- Mountain gorilla teeth and tough are stained black due to the dannins in their diet.
- Have more coarse hair on their body than other gorilla species due to living at a higher altitude which is colder.
- Regularly, mountain gorillas construct their nests in which they sleep every night.
- They mourn their dead while crying and after try to cover the body of the deceased with leaves and tree branches.
- At birth the in fact can weigh about 4 pounds.
- When silver backs and black backs fail to find females to form their own groups, they end up forming all- male families called bachelor groups.
- Around 13 years, male mountain gorillas start growing silver hair on their backs and before this age they are called black backs.
- They usually beat their chest and this maybe a sign of playing or aggression depending on the circumstances they find themselves.
- Mountain gorillas are found only in three countries in the world- Uganda, Rwanda and Democratic Republic of Congo.
- Majority of the mountain gorillas live in Uganda’s Bwindi Impenetrable national park while the rest live in Mgahinga gorilla national park (Uganda), Volcanoes national park (Rwanda), Virunga national park (Democratic Republic of Congo).
- Some mountain gorilla families switch locations between Uganda and Rwanda in search for food and an increased habitat.
- Trekkers are allowed one hour to speed with the mountain gorillas.
- Karisoke research center in Volcanoes national park in Rwanda is the longest running research site in the world, being in existence for over 50 years.
- Mountain gorillas are divided in to two major species namely the eastern gorilla and the western gorilla. Each gorilla has two sub species including mountain gorillas and low land gorillas under the Eastern gorilla while western low land gorilla and cross river gorilla belong to the Western gorilla groups.
- The gorillas live in mountainous rain forested parks. These include Uganda’s Bwindi impenetrable national park and the other in the Virunga mountains- in three adjacent national parks- Mgahinga gorilla national park, Rwanda’s volcanoes national park and Virunga national park in Democratic Republic of Congo.
- Mountain gorillas are generally herbivores which feed on vegetation. They feed on wild celery, shoots, roots, fruits, tree bark and pulp; they also eat small animals and insects. A male mountain gorilla can eat up to 18kg of vegetation each day.
- They are one of the biggest, most powerful living primates with an average male weighing about 180kg and 170cm tall.
- The mountain gorillas are under threat (endangered) because of degradation of their habitat, diseases and snares intended for bush meat which accidently harm the gorilla.
All About Uganda Gorillas
Is there any relationship between between gorillas and Human beings in Uganda?
Originally, human beings belonged to the family called Hominidae, at time when the apes where put in another taxonomic family which was named Pongidae.
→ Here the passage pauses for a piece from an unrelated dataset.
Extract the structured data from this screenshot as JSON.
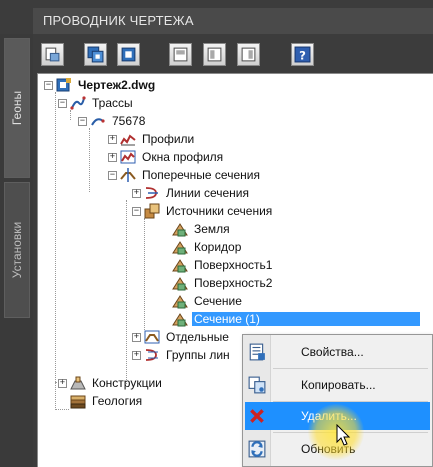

In recent times, the separation between the two was brought about by the separation in anatomy of the human brain which was developed alongside distinct locomotion though this has been declared outdated overtime putting the gorillas very close relatives to human beings, second to Chimpanzees. The gene analysis indicates that man and gorillas differ by 1.6 percent while man with chimpanzees differs by 1.2 percent and for gorillas and chimpanzees, the difference is 1.8 percent.
What are the different threats to Mountain gorillas in Uganda?
They are critically endangered species and very sensitive to environmental alterations especially there in their habitants. Poachers tend to set wire snares to catch the duiker and in the long run, gorillas become victims instead. They do lose their hands and feet and this results into their death. On the other hand, the western gorillas are hunted for their meat by the local community despite of the fact it is illegal to hunt. Habitat loss which are ever increasing as a result of rain forest deforestation creates very small patches of isolated forest and these are inadequate for the gorillas.